Max Liebermann’s Two Riders on the Beach to the Left (1901) was among the paintings in Cornelius Gurlitt’s hoard
Art museums in Bonn and Bern have been forced to postpone plans for a joint exhibition of Cornelius Gurlitt’s controversial art collection after a court in Munich said it would not rule on a challenge to Gurlitt’s will until after September.
Gurlitt died in 2014, leaving the cache of around 1,500 works he had inherited from his father—some of them looted by the Nazis—to the Bern Kunstmuseum in his will. His cousin Uta Werner challenged that bequest on the basis that the elderly hoarder was not mentally fit enough to write a will.
The Bundeskunsthalle in Bonn and the Bern Kunstmuseum had planned to exhibit the collection later this year. Yet until the court ruling, the collection remains in legal limbo, in the custody of the administrator of Gurlitt’s estate. “We expect to realise our plans in 2017,” the Kunstmuseum says. “Both museums are keeping to their plans and working on them continually.”

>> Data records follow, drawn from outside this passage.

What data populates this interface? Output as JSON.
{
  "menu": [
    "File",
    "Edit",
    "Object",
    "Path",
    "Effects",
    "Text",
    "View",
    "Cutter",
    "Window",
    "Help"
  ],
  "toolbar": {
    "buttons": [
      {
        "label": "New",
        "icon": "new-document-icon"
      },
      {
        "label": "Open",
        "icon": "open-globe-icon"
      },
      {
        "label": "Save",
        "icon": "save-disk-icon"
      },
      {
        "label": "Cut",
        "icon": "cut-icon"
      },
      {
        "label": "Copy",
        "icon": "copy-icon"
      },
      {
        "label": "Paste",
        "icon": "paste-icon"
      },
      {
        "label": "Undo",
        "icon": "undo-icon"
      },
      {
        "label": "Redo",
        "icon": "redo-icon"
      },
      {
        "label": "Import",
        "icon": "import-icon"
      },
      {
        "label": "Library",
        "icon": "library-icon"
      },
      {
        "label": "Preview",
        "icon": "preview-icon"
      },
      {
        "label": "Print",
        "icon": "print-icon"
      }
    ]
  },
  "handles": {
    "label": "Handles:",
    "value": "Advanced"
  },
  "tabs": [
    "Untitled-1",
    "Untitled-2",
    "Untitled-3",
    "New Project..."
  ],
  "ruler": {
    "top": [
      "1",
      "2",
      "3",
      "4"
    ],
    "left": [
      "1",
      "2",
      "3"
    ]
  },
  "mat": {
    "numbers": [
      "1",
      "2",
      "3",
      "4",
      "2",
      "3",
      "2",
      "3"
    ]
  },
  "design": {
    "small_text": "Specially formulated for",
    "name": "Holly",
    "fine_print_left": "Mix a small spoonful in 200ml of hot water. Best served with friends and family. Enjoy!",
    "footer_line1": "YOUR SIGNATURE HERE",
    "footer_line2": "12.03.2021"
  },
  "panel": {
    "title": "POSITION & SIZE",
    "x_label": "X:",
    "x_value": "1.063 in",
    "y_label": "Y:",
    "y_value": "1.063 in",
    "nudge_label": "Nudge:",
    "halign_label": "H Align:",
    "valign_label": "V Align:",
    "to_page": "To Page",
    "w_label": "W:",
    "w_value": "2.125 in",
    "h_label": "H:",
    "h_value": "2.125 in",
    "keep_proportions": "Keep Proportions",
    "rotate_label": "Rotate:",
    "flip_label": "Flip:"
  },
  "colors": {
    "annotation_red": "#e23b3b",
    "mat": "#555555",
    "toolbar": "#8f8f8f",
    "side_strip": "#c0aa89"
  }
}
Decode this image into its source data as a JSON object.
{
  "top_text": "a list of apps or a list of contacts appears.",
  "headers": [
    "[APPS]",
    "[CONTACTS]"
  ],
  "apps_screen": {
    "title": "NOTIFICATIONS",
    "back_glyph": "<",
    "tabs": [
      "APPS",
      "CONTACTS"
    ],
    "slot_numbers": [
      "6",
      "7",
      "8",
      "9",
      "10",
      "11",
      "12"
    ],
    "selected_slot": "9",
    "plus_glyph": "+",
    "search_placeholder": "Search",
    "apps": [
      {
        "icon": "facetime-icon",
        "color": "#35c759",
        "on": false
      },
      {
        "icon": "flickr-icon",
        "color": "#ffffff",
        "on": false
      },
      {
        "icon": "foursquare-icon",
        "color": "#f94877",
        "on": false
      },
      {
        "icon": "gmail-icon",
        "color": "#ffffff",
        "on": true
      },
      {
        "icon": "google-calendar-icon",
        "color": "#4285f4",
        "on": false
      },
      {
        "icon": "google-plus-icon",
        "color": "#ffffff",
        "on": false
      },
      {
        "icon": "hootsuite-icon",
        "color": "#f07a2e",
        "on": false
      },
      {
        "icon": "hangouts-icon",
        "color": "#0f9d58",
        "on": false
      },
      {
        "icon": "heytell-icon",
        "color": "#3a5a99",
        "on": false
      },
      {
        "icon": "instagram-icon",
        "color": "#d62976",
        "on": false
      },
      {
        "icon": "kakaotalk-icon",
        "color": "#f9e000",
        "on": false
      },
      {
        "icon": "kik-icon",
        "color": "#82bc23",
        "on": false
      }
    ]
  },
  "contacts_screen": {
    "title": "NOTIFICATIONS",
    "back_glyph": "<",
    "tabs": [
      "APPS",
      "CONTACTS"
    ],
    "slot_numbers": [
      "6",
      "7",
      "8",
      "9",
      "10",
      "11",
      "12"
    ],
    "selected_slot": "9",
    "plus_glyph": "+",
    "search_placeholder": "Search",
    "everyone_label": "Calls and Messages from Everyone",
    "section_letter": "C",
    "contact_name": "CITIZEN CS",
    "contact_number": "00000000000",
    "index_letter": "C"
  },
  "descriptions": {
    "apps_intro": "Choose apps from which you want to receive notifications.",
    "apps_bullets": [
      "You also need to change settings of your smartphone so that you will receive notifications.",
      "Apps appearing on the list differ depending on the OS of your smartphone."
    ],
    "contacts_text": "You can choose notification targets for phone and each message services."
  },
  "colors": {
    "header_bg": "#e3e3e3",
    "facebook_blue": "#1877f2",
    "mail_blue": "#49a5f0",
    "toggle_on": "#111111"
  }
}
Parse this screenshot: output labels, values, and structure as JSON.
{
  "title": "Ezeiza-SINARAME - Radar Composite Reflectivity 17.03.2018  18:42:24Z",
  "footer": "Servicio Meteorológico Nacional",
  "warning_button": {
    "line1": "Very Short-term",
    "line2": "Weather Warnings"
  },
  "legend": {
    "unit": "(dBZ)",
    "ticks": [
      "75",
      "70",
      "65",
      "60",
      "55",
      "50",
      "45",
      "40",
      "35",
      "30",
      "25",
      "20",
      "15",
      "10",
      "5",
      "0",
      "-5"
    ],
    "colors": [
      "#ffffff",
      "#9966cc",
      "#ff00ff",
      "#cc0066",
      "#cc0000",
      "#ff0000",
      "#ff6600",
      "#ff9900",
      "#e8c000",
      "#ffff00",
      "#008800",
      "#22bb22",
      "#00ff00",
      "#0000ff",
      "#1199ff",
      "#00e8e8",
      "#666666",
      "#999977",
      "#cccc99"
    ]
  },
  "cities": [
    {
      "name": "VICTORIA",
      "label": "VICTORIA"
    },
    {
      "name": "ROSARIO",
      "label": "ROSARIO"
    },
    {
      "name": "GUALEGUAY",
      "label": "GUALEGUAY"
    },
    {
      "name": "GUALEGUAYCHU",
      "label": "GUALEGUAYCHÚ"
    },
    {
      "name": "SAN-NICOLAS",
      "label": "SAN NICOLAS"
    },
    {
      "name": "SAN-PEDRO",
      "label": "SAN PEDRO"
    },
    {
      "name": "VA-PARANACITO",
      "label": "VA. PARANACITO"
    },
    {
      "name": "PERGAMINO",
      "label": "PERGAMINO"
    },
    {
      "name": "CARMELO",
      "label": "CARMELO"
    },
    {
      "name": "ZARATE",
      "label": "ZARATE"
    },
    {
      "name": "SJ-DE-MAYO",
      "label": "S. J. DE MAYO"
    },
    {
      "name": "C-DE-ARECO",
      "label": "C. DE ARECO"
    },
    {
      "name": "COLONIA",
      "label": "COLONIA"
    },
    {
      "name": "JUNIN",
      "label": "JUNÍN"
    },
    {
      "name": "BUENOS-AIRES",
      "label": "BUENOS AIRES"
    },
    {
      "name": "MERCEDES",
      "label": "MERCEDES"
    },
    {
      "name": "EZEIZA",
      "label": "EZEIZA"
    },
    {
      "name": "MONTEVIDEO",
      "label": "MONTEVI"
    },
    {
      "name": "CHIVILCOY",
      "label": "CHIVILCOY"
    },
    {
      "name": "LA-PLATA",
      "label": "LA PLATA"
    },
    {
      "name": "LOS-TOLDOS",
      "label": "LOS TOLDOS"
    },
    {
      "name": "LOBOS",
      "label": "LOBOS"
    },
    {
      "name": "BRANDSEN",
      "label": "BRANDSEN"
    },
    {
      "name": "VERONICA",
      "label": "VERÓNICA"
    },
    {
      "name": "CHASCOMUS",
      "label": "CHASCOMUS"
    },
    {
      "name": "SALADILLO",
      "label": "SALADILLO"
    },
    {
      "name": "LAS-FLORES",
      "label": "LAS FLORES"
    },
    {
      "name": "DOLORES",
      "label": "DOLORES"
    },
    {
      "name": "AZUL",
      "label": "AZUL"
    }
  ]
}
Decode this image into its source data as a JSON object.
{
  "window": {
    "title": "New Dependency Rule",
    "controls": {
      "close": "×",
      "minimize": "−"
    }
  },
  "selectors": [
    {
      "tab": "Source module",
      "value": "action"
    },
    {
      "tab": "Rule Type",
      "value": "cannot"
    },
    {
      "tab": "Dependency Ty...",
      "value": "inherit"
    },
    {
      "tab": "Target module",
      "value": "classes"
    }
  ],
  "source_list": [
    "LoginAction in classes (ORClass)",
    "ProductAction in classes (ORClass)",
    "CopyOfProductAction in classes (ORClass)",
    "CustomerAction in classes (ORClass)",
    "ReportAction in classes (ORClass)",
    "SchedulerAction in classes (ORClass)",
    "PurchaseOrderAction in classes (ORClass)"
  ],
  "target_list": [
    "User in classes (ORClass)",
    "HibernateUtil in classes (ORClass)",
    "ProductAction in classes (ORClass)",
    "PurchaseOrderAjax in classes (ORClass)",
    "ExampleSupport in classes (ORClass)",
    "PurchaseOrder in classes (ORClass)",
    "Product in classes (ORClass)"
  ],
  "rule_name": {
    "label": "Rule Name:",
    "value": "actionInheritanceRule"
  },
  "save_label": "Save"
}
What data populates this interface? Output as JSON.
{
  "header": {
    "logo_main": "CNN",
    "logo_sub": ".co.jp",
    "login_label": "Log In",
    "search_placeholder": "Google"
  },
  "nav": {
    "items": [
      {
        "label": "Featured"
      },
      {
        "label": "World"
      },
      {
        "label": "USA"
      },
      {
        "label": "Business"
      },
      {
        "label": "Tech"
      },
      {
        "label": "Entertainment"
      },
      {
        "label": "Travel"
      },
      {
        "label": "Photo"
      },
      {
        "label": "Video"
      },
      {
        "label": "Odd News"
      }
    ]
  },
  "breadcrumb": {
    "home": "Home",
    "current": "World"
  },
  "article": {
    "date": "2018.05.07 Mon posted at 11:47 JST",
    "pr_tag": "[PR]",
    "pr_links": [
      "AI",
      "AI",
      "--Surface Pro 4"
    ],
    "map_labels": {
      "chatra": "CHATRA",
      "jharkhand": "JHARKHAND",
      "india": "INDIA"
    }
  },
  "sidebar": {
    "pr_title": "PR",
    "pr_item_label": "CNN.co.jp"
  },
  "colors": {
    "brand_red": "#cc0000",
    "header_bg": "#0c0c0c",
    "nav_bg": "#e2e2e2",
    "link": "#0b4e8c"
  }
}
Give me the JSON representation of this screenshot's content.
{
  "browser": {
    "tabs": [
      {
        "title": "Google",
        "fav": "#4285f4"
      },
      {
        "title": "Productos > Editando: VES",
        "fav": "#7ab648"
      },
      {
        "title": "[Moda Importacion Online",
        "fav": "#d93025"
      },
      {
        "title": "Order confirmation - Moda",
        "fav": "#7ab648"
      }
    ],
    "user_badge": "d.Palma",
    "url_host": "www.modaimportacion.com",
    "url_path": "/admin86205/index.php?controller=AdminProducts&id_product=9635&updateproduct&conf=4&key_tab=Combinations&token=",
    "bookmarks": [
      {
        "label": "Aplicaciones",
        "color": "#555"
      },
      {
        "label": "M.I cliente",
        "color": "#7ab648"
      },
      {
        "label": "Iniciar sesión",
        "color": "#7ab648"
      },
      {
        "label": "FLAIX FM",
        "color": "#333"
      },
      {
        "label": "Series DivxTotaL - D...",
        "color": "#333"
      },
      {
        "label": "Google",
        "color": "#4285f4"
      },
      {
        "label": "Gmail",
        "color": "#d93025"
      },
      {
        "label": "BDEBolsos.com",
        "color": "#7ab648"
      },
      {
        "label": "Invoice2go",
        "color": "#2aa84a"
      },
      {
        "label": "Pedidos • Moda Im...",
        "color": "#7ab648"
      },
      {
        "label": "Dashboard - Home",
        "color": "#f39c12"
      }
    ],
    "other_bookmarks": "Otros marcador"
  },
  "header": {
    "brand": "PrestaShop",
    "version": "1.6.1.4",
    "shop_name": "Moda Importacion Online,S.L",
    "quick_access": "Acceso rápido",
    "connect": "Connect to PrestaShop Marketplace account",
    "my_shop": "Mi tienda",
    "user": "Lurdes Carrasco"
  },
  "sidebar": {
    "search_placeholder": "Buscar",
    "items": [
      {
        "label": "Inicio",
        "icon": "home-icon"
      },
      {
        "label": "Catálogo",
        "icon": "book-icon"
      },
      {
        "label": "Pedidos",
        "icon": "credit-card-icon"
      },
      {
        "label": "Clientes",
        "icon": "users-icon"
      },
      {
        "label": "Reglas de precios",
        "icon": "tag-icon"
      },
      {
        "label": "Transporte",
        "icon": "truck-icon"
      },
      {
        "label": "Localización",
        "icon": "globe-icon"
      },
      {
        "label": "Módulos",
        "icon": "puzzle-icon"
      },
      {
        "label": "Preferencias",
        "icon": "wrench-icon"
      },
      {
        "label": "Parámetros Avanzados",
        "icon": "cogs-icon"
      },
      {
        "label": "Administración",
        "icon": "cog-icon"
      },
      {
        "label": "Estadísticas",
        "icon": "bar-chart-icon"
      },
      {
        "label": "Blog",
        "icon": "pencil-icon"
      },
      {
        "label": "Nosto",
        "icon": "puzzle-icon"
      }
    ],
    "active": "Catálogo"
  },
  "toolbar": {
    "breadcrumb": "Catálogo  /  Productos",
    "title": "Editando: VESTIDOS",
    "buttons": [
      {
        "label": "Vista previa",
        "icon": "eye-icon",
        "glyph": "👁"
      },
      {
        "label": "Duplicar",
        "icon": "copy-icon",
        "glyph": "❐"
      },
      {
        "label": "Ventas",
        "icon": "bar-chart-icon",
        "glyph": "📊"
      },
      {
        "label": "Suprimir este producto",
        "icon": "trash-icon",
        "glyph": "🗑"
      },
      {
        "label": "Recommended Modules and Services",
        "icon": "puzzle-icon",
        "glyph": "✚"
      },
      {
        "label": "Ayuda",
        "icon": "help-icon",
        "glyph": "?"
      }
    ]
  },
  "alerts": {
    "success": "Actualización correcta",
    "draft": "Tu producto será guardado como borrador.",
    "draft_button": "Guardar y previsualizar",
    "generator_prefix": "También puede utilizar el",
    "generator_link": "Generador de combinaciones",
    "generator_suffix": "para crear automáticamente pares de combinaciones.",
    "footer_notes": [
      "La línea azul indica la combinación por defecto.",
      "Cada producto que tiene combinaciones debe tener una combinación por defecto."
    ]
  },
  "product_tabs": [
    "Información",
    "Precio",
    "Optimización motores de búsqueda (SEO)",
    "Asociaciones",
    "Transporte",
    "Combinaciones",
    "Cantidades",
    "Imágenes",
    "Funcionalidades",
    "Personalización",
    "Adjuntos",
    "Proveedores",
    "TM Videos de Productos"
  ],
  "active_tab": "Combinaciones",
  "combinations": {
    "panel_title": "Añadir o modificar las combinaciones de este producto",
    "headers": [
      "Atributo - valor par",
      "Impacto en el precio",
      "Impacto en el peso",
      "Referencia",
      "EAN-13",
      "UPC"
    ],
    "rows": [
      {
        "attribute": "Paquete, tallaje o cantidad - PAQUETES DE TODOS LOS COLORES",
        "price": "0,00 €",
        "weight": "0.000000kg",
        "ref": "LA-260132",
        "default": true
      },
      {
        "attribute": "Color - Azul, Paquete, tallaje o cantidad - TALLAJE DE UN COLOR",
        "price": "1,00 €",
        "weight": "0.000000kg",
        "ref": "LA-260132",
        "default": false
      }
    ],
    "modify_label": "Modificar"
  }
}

The Upper Regional Court in Munich set a date for a hearing on 27 September. Werner’s lawyers have commissioned reports from psychiatrists on Gurlitt’s state of mind and are challenging a report commissioned by the court. The court will also hear testimony from witnesses who spent time with Gurlitt in his last months. An immediate decision at that hearing is unlikely, Werner’s lawyer says.
Bern and Bonn have said the exhibition, initiated by the German Culture Minister Monika Grütters, will aim to “contribute to finding clues about the unknown provenance of works” in the collection. Grütters refused to allow the Gurlitt collection to be exhibited at Documenta in Kassel in 2017, saying she wanted a government-sponsored show that would pay respects to the heirs of Jewish collectors who were robbed by the Nazis.